- Exercise objective -
All records given below must be printed word for word.

Source records:

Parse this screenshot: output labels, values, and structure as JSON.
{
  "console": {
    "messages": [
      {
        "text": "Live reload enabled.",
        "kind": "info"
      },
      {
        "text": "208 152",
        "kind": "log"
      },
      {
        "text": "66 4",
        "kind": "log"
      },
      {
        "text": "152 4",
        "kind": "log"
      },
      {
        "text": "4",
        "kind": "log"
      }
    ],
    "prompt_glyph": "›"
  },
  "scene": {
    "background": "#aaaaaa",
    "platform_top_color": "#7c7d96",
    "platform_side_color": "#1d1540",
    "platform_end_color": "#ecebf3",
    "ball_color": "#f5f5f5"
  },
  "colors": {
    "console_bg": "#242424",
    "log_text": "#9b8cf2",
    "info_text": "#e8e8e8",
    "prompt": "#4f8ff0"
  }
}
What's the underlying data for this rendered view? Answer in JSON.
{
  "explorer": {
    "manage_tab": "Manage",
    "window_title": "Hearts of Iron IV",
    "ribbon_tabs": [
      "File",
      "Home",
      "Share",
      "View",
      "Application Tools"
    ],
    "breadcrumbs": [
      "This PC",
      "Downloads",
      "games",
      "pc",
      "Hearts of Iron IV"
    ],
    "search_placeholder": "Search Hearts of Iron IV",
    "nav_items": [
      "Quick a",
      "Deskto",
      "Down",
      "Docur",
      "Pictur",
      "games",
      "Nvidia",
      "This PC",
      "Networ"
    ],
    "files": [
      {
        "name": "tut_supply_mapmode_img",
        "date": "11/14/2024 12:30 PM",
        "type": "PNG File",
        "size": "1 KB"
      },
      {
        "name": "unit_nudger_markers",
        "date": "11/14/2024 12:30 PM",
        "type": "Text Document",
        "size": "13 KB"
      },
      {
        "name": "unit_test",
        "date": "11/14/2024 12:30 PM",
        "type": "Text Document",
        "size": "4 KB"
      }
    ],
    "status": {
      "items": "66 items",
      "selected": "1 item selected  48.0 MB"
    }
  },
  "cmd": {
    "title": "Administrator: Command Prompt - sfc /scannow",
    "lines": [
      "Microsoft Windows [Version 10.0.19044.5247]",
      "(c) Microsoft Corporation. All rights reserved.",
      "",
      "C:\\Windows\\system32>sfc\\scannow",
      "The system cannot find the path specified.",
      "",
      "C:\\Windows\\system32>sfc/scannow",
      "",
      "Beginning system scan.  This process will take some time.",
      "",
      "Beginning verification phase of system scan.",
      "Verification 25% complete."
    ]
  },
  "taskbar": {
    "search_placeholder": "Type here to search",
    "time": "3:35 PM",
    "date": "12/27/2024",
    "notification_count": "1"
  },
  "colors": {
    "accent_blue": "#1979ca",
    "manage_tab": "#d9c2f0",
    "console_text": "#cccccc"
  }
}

- Result -
Parse this screenshot: output labels, values, and structure as JSON.
{
  "console": {
    "messages": [
      {
        "text": "Live reload enabled.",
        "kind": "info"
      },
      {
        "text": "208 152",
        "kind": "log"
      },
      {
        "text": "66 4",
        "kind": "log"
      },
      {
        "text": "152 4",
        "kind": "log"
      },
      {
        "text": "4",
        "kind": "log"
      }
    ],
    "prompt_glyph": "›"
  },
  "scene": {
    "background": "#aaaaaa",
    "platform_top_color": "#7c7d96",
    "platform_side_color": "#1d1540",
    "platform_end_color": "#ecebf3",
    "ball_color": "#f5f5f5"
  },
  "colors": {
    "console_bg": "#242424",
    "log_text": "#9b8cf2",
    "info_text": "#e8e8e8",
    "prompt": "#4f8ff0"
  }
}
What's the underlying data for this rendered view? Answer in JSON.
{
  "explorer": {
    "manage_tab": "Manage",
    "window_title": "Hearts of Iron IV",
    "ribbon_tabs": [
      "File",
      "Home",
      "Share",
      "View",
      "Application Tools"
    ],
    "breadcrumbs": [
      "This PC",
      "Downloads",
      "games",
      "pc",
      "Hearts of Iron IV"
    ],
    "search_placeholder": "Search Hearts of Iron IV",
    "nav_items": [
      "Quick a",
      "Deskto",
      "Down",
      "Docur",
      "Pictur",
      "games",
      "Nvidia",
      "This PC",
      "Networ"
    ],
    "files": [
      {
        "name": "tut_supply_mapmode_img",
        "date": "11/14/2024 12:30 PM",
        "type": "PNG File",
        "size": "1 KB"
      },
      {
        "name": "unit_nudger_markers",
        "date": "11/14/2024 12:30 PM",
        "type": "Text Document",
        "size": "13 KB"
      },
      {
        "name": "unit_test",
        "date": "11/14/2024 12:30 PM",
        "type": "Text Document",
        "size": "4 KB"
      }
    ],
    "status": {
      "items": "66 items",
      "selected": "1 item selected  48.0 MB"
    }
  },
  "cmd": {
    "title": "Administrator: Command Prompt - sfc /scannow",
    "lines": [
      "Microsoft Windows [Version 10.0.19044.5247]",
      "(c) Microsoft Corporation. All rights reserved.",
      "",
      "C:\\Windows\\system32>sfc\\scannow",
      "The system cannot find the path specified.",
      "",
      "C:\\Windows\\system32>sfc/scannow",
      "",
      "Beginning system scan.  This process will take some time.",
      "",
      "Beginning verification phase of system scan.",
      "Verification 25% complete."
    ]
  },
  "taskbar": {
    "search_placeholder": "Type here to search",
    "time": "3:35 PM",
    "date": "12/27/2024",
    "notification_count": "1"
  },
  "colors": {
    "accent_blue": "#1979ca",
    "manage_tab": "#d9c2f0",
    "console_text": "#cccccc"
  }
}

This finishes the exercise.